No gas for three months? Tough.
A rent increase to cover the repairs for it? Not so priceless.
That’s the gripe tenants at 3555 Bruckner Boulevard have after they figured their ordeal with no cooking gas was finally over.
Then on Friday, June 8, tenants found notices in their mailboxes that their landlord had applied for a capital improvement grant for replacing the gas lines that would increase their rent.
Building owner Richard Hill is claiming $200,000 for the renovation, which if granted, would increase tenant’s rent by $17 a month for the next seven years.
Tenants association president Sonia Melendez said the notice came as a surprise, since tenants got no compensation for the three months without gas service.
“The other problem is, a lot of the tenants do not speak English, and we only have 30 days to comment on the rent increase, and everything must be written in English, ” Melendez said. “Due to the gas outage, we had a lot of tenants that moved out, so we have 142 apartments and we need 80 percent to send this form challenging it back.”
Tenants had no gas from October 7 through December 31, she said, and had to deal with electric bill increases, health issues, and costs to repair cabinets, floors and walls after the gas pipes were replaced.
Ritchie Torres, director of housing service for Councilman Jimmy Vacca, said it is typical for landlords to apply for major capital improvement rent increases after making a major renovation, like replacing gas pipes.
Vacca and Torres worked with tenants during the gas outage, and also helped identify multiple building violations.
According to Torres, the building still has 228 open violations: 162 Class B “hazardous” violations; and 22 Class C “immediately hazardous” violations. Class C violations must be repaired within 24 hours, he said.
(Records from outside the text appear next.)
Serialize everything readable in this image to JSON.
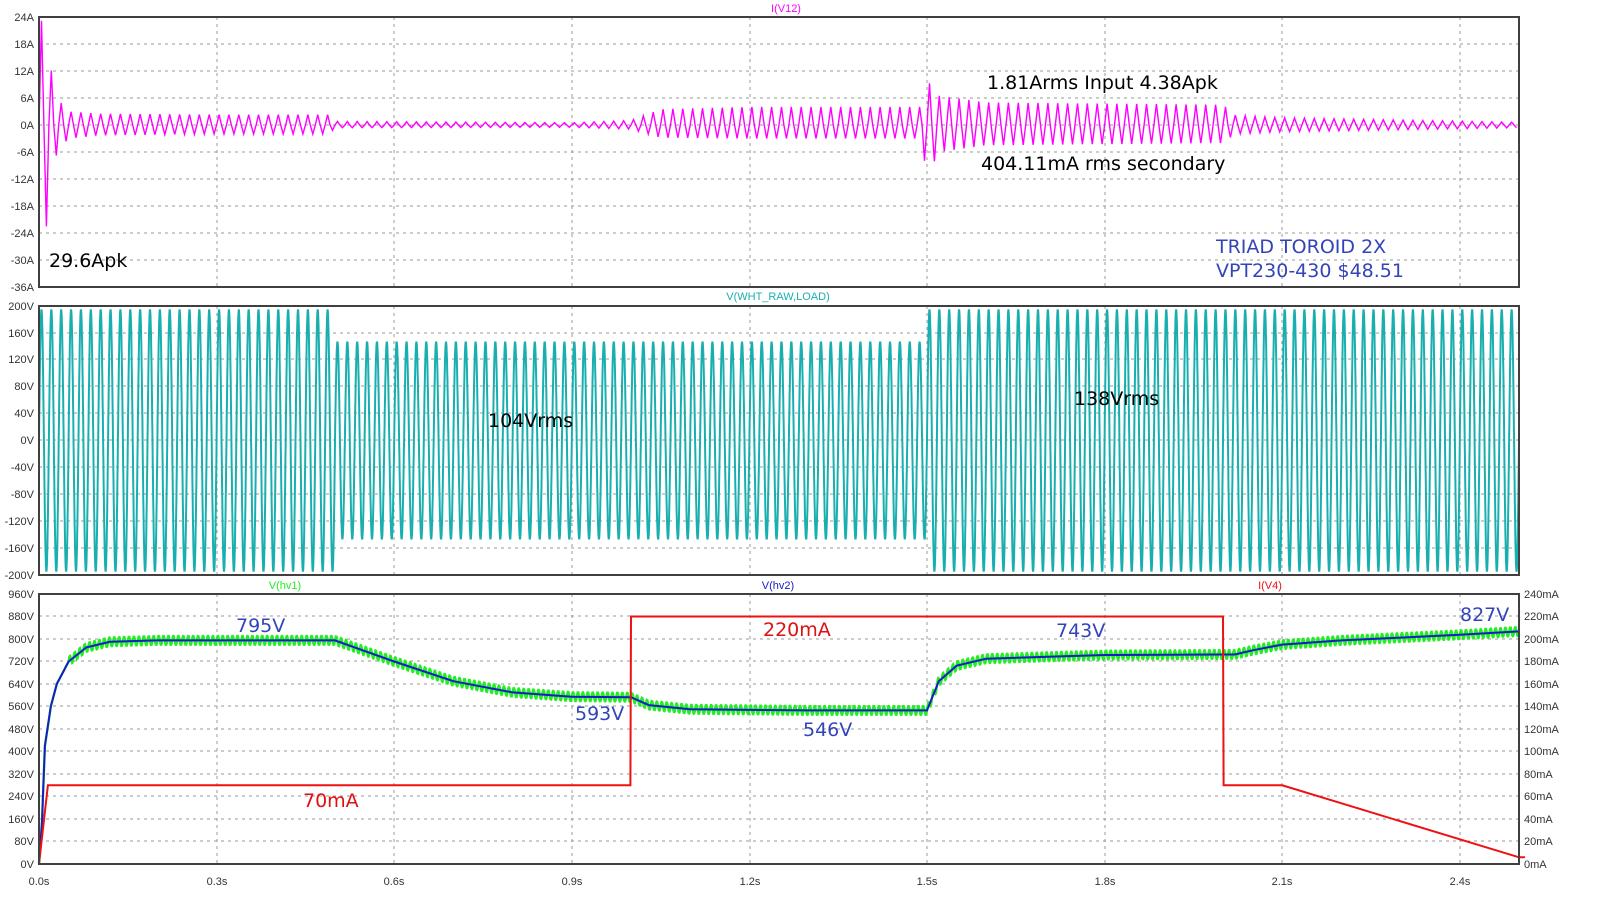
{
  "colors": {
    "v12": "#ff00ff",
    "wht": "#1aafaf",
    "hv1": "#22ee22",
    "hv2": "#1a1acc",
    "i4": "#ee1111",
    "annotation_dark": "#000000",
    "annotation_blue": "#3344bb",
    "annotation_red": "#dd1111"
  },
  "chart_data": [
    {
      "type": "line",
      "panel": "top",
      "trace_label": "I(V12)",
      "series": [
        {
          "name": "I(V12)",
          "color": "#ff00ff"
        }
      ],
      "x_ticks": [],
      "y_ticks": [
        "24A",
        "18A",
        "12A",
        "6A",
        "0A",
        "-6A",
        "-12A",
        "-18A",
        "-24A",
        "-30A",
        "-36A"
      ],
      "ylim": [
        -36,
        24
      ],
      "xlim": [
        0,
        2.5
      ],
      "grid": true,
      "envelope_points": [
        [
          0.0,
          24.0,
          -30.0
        ],
        [
          0.005,
          23.0,
          -30.0
        ],
        [
          0.015,
          16.0,
          -20.0
        ],
        [
          0.03,
          6.0,
          -6.0
        ],
        [
          0.05,
          3.0,
          -3.0
        ],
        [
          0.1,
          2.5,
          -2.3
        ],
        [
          0.3,
          2.3,
          -2.0
        ],
        [
          0.49,
          2.3,
          -2.0
        ],
        [
          0.5,
          0.8,
          -0.6
        ],
        [
          0.9,
          0.5,
          -0.5
        ],
        [
          1.0,
          1.0,
          -0.9
        ],
        [
          1.05,
          3.5,
          -2.8
        ],
        [
          1.2,
          4.0,
          -3.0
        ],
        [
          1.49,
          4.0,
          -3.0
        ],
        [
          1.5,
          10.0,
          -11.5
        ],
        [
          1.52,
          6.5,
          -6.0
        ],
        [
          1.6,
          5.0,
          -4.5
        ],
        [
          2.0,
          4.5,
          -4.0
        ],
        [
          2.02,
          2.2,
          -2.0
        ],
        [
          2.1,
          1.6,
          -1.5
        ],
        [
          2.5,
          0.6,
          -0.6
        ]
      ],
      "annotations": [
        {
          "text": "1.81Arms Input 4.38Apk",
          "color": "#000000"
        },
        {
          "text": "404.11mA rms secondary",
          "color": "#000000"
        },
        {
          "text": "29.6Apk",
          "color": "#000000"
        },
        {
          "text": "TRIAD TOROID 2X",
          "color": "#3344bb"
        },
        {
          "text": "VPT230-430 $48.51",
          "color": "#3344bb"
        }
      ]
    },
    {
      "type": "line",
      "panel": "middle",
      "trace_label": "V(WHT_RAW,LOAD)",
      "series": [
        {
          "name": "V(WHT_RAW,LOAD)",
          "color": "#1aafaf"
        }
      ],
      "y_ticks": [
        "200V",
        "160V",
        "120V",
        "80V",
        "40V",
        "0V",
        "-40V",
        "-80V",
        "-120V",
        "-160V",
        "-200V"
      ],
      "ylim": [
        -200,
        200
      ],
      "xlim": [
        0,
        2.5
      ],
      "grid": true,
      "amplitude_segments": [
        {
          "x_start": 0.0,
          "x_end": 0.5,
          "peak": 195
        },
        {
          "x_start": 0.5,
          "x_end": 1.5,
          "peak": 147
        },
        {
          "x_start": 1.5,
          "x_end": 2.5,
          "peak": 195
        }
      ],
      "annotations": [
        {
          "text": "104Vrms",
          "color": "#000000"
        },
        {
          "text": "138Vrms",
          "color": "#000000"
        }
      ]
    },
    {
      "type": "line",
      "panel": "bottom",
      "trace_labels": [
        "V(hv1)",
        "V(hv2)",
        "I(V4)"
      ],
      "x_ticks": [
        "0.0s",
        "0.3s",
        "0.6s",
        "0.9s",
        "1.2s",
        "1.5s",
        "1.8s",
        "2.1s",
        "2.4s"
      ],
      "xlim": [
        0,
        2.5
      ],
      "y_ticks_left": [
        "960V",
        "880V",
        "800V",
        "720V",
        "640V",
        "560V",
        "480V",
        "400V",
        "320V",
        "240V",
        "160V",
        "80V",
        "0V"
      ],
      "ylim_left": [
        0,
        960
      ],
      "y_ticks_right": [
        "240mA",
        "220mA",
        "200mA",
        "180mA",
        "160mA",
        "140mA",
        "120mA",
        "100mA",
        "80mA",
        "60mA",
        "40mA",
        "20mA",
        "0mA"
      ],
      "ylim_right": [
        0,
        240
      ],
      "grid": true,
      "series": [
        {
          "name": "V(hv1)",
          "color": "#22ee22",
          "axis": "left",
          "ripple": 16,
          "x": [
            0,
            0.005,
            0.01,
            0.02,
            0.03,
            0.05,
            0.08,
            0.12,
            0.2,
            0.3,
            0.5,
            0.6,
            0.7,
            0.8,
            0.9,
            1.0,
            1.03,
            1.1,
            1.3,
            1.5,
            1.52,
            1.55,
            1.6,
            1.8,
            2.0,
            2.02,
            2.05,
            2.1,
            2.2,
            2.3,
            2.4,
            2.5
          ],
          "y": [
            0,
            150,
            420,
            560,
            640,
            720,
            770,
            790,
            795,
            795,
            795,
            720,
            650,
            610,
            595,
            593,
            565,
            550,
            546,
            546,
            650,
            705,
            730,
            743,
            745,
            745,
            760,
            780,
            795,
            805,
            815,
            827
          ]
        },
        {
          "name": "V(hv2)",
          "color": "#1a1acc",
          "axis": "left",
          "ripple": 0,
          "x": [
            0,
            0.005,
            0.01,
            0.02,
            0.03,
            0.05,
            0.08,
            0.12,
            0.2,
            0.3,
            0.5,
            0.6,
            0.7,
            0.8,
            0.9,
            1.0,
            1.03,
            1.1,
            1.3,
            1.5,
            1.52,
            1.55,
            1.6,
            1.8,
            2.0,
            2.02,
            2.05,
            2.1,
            2.2,
            2.3,
            2.4,
            2.5
          ],
          "y": [
            0,
            150,
            420,
            560,
            640,
            720,
            770,
            790,
            795,
            795,
            795,
            720,
            650,
            610,
            595,
            593,
            565,
            550,
            546,
            546,
            650,
            705,
            730,
            743,
            745,
            745,
            760,
            780,
            795,
            805,
            815,
            827
          ]
        },
        {
          "name": "I(V4)",
          "color": "#ee1111",
          "axis": "right",
          "ripple": 0,
          "x": [
            0,
            0.015,
            0.5,
            0.999,
            1.0,
            1.5,
            2.0,
            2.001,
            2.1,
            2.5,
            2.51
          ],
          "y": [
            0,
            70,
            70,
            70,
            220,
            220,
            220,
            70,
            70,
            6,
            6
          ]
        }
      ],
      "annotations": [
        {
          "text": "795V",
          "color": "#3344bb"
        },
        {
          "text": "593V",
          "color": "#3344bb"
        },
        {
          "text": "546V",
          "color": "#3344bb"
        },
        {
          "text": "743V",
          "color": "#3344bb"
        },
        {
          "text": "827V",
          "color": "#3344bb"
        },
        {
          "text": "220mA",
          "color": "#dd1111"
        },
        {
          "text": "70mA",
          "color": "#dd1111"
        }
      ]
    }
  ]
}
“We didn’t get any help from the super or from the building owner,” Melendez said. “If it wasn’t for us getting together and forming an association we would still be without gas.”
Melendez said some people are still living with a large floor-to-ceiling hole in their apartment walls.
“Why should we have our rent increased when they haven’t even repaired the damage done to our homes from the repairs?” she said.
Pat McConnell, a tenant for 22 years, said her first thought was “how dare they” when she received the letter.
“My blood pressure went through the roof,” she said. “It came right after we got the other letter that said we weren’t eligible for compensation for the gas, so I don’t think they are entitled to a rent increase.”
Valerie Ruiz, a tenant of the building for over 20 years, said although the gas outage caused a major inconvenience for her, at one of the busiest times of the year for her, she understands why the building owner is trying to increase the rent.
“I understand they had to invest and put in a lot of money, but unfortunately they were all issues that could have been resolved if it was taken into immediate action instead of prolonging it as long as they could because, just like anything else, it snowballed out of control.”
Calls to reach building owner Richard Hill were not returned.
Kirsten Sanchez can be reach via e-mail at firstname.lastname@example.org or by phone at (718) 742-3394